The real news today came from the bond market where selling was heavy. The concept that the Fed "might" lower rates again or "might" buy long term bonds to keep the interest rate low was evidently ignored. The FOMC notes suggesting a verbal war on long term interest rates did not carry much weight with current bond holders. The yield on the ten-year rose to 3.53% from yesterday's close of 3.36 and well above the Wednesday low of 3.20%. The 30-year yield rose to 4.56% from yesterday's low of 4.29%. This is a huge jump in yields and it suggests the rate cut already priced into the bond market was 50 points not 25. Both treasuries broke out of prior resistance and closed near the highs of the day.
While the buying in the stock market was concentrated in techs instead of the Dow there was not a flood of cash hitting the markets. There was subtle upward pressure on the Nasdaq but the Dow actually struggled to gain ground most of the day. This is not the picture of a major asset shift out of the bond market. The volume during the day was very light and it did not pickup until the last 30 min of the day. It looked like a standoff with nobody wanting to be the first to step up to the plate. Friday could be a different story if the pattern remains the same.
The Dow closed just below next resistance at 9100 and stronger resistance at 9150. If Europe/Asia trades up overnight on our markets then we could open strongly positive tomorrow. Futures are up in after hours and approaching the highs of the day. It appears the historical first week of July rally is about to take place. The S&P has very strong resistance at 988-990 but then a free pass to 1000. The Nasdaq already broke its corresponding resistance at 1630 today.
What is powering this is the end of quarter and end of half cash from retirement contributions and the cash moving out of the bond market. This inflow into stocks should last another week and peak around July 7th-10th. If you read my Tuesday market wrap then you know what I am expecting. I suggest you do so because it is critical you understand the historical trends in our near future.

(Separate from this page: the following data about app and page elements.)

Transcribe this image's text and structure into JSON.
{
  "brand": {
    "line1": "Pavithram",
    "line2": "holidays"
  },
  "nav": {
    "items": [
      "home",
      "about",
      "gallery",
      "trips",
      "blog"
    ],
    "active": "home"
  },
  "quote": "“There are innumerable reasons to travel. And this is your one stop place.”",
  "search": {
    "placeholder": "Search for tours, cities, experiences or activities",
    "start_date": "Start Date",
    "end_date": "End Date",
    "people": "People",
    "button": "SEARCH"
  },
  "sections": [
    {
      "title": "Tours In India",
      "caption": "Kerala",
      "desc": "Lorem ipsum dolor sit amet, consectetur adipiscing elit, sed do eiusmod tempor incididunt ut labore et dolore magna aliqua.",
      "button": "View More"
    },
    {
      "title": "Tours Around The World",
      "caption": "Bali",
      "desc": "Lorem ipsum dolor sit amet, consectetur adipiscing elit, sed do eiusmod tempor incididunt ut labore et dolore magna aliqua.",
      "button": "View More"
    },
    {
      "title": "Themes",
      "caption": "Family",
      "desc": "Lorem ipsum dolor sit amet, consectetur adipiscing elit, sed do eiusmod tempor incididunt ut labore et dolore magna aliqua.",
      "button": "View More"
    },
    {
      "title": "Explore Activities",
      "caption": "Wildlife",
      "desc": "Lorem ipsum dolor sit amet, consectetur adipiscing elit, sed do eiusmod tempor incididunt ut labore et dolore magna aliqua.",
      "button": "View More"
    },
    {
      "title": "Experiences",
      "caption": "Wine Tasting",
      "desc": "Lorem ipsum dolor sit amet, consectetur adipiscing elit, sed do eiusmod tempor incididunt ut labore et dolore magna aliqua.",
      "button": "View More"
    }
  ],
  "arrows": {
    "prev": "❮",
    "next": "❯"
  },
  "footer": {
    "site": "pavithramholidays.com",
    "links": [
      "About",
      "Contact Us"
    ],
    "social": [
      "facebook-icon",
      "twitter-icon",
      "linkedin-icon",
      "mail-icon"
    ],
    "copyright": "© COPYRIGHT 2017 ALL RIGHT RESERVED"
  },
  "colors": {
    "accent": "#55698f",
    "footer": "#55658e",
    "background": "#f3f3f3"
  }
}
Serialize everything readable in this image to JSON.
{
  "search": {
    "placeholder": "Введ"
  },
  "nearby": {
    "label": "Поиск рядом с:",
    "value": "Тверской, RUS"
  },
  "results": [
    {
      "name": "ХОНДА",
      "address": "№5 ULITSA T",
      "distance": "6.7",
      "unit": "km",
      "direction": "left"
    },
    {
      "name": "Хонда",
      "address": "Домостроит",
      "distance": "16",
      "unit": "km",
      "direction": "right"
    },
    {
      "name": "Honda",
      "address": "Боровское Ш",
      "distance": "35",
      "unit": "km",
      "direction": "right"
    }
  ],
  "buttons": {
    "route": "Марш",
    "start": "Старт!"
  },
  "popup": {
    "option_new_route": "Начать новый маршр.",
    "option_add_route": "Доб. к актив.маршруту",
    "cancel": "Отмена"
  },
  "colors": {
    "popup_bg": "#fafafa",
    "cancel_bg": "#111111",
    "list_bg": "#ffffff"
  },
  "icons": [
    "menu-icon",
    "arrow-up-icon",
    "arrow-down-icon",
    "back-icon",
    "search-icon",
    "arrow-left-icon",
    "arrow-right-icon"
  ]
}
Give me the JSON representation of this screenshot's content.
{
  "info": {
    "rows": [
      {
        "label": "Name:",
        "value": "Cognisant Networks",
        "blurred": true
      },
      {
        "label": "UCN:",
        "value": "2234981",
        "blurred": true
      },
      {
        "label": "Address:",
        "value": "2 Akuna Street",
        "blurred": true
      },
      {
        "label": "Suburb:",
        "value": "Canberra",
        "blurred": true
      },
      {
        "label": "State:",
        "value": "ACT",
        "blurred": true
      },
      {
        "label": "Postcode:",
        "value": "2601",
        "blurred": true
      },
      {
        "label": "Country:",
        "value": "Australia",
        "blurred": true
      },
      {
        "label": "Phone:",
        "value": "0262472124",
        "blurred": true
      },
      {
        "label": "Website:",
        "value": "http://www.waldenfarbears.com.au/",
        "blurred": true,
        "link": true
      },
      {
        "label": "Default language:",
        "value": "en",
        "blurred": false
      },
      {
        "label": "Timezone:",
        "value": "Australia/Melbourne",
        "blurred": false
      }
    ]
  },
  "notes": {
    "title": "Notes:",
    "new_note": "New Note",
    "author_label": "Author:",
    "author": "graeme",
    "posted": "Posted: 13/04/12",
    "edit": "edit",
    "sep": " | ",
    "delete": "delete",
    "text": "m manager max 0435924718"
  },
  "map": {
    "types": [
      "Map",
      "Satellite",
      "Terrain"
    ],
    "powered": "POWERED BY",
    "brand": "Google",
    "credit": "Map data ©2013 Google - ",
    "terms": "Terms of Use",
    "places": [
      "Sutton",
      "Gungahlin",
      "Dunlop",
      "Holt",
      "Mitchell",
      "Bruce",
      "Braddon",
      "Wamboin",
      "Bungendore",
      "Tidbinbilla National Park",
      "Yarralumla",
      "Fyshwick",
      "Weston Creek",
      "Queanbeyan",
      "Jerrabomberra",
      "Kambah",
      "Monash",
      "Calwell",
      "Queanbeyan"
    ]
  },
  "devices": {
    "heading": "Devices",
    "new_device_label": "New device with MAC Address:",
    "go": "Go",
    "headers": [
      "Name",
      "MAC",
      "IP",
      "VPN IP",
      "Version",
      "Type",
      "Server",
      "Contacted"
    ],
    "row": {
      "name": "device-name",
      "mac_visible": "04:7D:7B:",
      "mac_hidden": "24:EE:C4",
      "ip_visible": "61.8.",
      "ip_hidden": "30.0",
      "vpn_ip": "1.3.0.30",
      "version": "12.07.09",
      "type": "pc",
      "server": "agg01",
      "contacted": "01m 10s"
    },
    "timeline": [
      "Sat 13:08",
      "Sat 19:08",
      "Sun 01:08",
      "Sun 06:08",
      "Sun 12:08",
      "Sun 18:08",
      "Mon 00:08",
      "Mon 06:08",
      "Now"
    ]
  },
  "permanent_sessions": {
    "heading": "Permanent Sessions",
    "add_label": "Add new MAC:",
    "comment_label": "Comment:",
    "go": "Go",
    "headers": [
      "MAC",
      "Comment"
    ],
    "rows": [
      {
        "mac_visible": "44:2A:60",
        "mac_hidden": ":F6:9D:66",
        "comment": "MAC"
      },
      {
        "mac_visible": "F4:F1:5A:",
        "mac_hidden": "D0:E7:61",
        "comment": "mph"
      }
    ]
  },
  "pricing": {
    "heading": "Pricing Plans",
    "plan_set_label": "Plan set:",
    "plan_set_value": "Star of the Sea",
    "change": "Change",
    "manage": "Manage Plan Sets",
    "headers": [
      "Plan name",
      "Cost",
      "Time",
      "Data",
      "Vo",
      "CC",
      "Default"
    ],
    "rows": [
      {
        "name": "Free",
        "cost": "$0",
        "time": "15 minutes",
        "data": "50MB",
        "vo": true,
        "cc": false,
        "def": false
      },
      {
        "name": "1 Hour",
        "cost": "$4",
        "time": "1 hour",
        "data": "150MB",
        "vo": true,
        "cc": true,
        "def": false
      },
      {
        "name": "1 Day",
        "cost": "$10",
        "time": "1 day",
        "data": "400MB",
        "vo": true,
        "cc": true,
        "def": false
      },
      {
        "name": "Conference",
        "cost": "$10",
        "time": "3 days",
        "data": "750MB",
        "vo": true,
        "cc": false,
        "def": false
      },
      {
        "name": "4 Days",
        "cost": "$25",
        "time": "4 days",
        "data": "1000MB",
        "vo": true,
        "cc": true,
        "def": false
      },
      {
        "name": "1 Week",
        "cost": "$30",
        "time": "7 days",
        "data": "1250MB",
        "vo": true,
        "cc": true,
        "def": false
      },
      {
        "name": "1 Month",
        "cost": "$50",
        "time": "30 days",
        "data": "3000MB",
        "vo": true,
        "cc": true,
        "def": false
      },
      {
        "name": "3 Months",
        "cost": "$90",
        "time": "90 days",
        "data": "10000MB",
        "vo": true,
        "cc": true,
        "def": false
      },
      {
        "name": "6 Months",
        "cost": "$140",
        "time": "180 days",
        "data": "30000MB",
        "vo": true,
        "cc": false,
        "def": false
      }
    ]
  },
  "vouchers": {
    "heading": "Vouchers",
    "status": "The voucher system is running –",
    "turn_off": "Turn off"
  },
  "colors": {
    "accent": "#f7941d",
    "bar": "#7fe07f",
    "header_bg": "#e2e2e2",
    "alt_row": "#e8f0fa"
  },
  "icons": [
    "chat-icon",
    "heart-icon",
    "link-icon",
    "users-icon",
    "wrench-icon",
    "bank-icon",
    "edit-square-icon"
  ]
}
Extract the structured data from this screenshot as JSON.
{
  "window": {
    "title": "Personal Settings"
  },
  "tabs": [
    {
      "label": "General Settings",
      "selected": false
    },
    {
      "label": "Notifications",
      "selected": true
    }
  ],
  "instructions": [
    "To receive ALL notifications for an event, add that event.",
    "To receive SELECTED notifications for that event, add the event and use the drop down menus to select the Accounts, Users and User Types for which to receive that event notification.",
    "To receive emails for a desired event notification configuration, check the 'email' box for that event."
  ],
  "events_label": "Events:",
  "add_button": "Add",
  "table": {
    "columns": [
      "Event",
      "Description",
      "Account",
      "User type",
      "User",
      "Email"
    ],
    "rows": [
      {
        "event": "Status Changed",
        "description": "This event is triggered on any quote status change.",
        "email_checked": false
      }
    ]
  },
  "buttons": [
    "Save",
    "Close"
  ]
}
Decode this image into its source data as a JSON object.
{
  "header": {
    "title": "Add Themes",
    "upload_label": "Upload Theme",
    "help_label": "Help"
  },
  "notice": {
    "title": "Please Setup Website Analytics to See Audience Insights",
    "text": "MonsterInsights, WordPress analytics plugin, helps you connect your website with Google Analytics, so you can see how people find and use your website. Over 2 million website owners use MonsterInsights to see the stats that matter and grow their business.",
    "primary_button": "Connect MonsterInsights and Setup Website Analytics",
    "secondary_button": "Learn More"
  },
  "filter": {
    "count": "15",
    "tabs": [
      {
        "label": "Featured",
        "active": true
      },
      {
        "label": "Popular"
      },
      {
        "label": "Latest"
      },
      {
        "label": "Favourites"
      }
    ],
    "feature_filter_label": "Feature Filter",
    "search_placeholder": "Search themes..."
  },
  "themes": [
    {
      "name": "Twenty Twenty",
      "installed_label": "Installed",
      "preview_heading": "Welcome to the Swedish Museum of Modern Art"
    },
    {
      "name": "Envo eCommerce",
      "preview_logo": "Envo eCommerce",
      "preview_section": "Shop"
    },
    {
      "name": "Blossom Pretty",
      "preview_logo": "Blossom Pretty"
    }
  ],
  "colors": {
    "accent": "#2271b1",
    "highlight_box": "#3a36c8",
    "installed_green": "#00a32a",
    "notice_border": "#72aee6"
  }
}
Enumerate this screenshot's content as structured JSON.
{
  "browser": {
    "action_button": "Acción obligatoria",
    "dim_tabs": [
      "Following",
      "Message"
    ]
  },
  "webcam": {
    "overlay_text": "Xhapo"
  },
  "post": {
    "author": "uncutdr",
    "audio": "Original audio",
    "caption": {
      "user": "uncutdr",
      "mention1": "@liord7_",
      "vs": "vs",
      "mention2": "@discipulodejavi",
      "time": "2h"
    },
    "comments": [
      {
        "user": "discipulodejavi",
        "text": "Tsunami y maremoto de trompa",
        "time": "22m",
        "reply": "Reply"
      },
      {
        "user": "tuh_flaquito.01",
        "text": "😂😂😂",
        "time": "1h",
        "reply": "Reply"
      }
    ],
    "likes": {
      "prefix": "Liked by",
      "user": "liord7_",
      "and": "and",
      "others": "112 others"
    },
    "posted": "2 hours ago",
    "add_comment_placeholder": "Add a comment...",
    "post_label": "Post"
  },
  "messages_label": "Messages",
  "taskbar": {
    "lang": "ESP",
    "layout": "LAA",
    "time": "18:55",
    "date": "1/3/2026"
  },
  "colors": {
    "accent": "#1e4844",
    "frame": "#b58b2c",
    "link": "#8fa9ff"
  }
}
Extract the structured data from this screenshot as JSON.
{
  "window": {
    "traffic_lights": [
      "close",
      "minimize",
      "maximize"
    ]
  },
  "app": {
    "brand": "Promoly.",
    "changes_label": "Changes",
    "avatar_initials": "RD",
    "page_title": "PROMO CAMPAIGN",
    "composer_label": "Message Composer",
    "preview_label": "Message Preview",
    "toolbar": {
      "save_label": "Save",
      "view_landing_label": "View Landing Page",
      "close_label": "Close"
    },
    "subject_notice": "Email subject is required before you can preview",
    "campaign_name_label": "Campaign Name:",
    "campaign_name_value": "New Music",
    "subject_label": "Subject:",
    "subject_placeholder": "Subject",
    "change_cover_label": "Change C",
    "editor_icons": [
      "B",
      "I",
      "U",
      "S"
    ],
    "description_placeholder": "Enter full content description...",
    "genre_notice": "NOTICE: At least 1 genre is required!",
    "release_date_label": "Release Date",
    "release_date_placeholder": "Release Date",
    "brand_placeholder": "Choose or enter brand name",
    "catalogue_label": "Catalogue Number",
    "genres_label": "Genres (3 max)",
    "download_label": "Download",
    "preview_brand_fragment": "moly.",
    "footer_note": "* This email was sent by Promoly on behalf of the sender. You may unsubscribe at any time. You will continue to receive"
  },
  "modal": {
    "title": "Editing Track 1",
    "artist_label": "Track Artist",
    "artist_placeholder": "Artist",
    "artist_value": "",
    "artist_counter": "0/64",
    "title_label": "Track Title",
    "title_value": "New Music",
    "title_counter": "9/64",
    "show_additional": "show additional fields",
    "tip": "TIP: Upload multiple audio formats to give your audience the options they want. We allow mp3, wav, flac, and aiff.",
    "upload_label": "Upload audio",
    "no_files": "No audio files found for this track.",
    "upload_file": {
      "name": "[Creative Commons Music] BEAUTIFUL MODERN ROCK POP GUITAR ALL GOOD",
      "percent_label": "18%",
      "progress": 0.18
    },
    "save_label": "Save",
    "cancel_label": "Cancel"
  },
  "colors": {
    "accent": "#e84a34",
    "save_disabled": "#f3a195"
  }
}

The game plan for the next week should be to go long the market over SPX 990 and stay long until the 10th. This assumes the July historical trends I discussed on Tuesday remain in place. The S&P bounced off its lower uptrend support today and could actually move up to 1050 before July 10th. It will not be an easy road but if the July trend remains in place it is not impossible. 1010-1015 is going to be monster resistance but if the bond bulls turn into bond bears that cash has got to go somewhere.
SPX Chart - Daily
SPX Chart - 30 min
Before you think I have lost my mind I suggest you read my Tuesday wrap. The historical trends are clear and the bond market is poised to release a lot of cash if the selling continues. The drop in bonds today pushed them to a seven week low. There is probably a lot of number crunching underway tonight in bond rooms around the country. IF and I repeat IF in capital letters, the bonds continue bearish and that cash adds to the retirement flood over the next week we COULD have a very strong market. Did I qualify that enough? We are poised to repeat the normal July trend. That does not mean highly profitable funds will not sell into the trend to capture profits since the trend is so well defined. Either way the second trend beginning after the 10th is probably alive and well so be prepared.
Enter Very Passively, Exit Very Aggressively!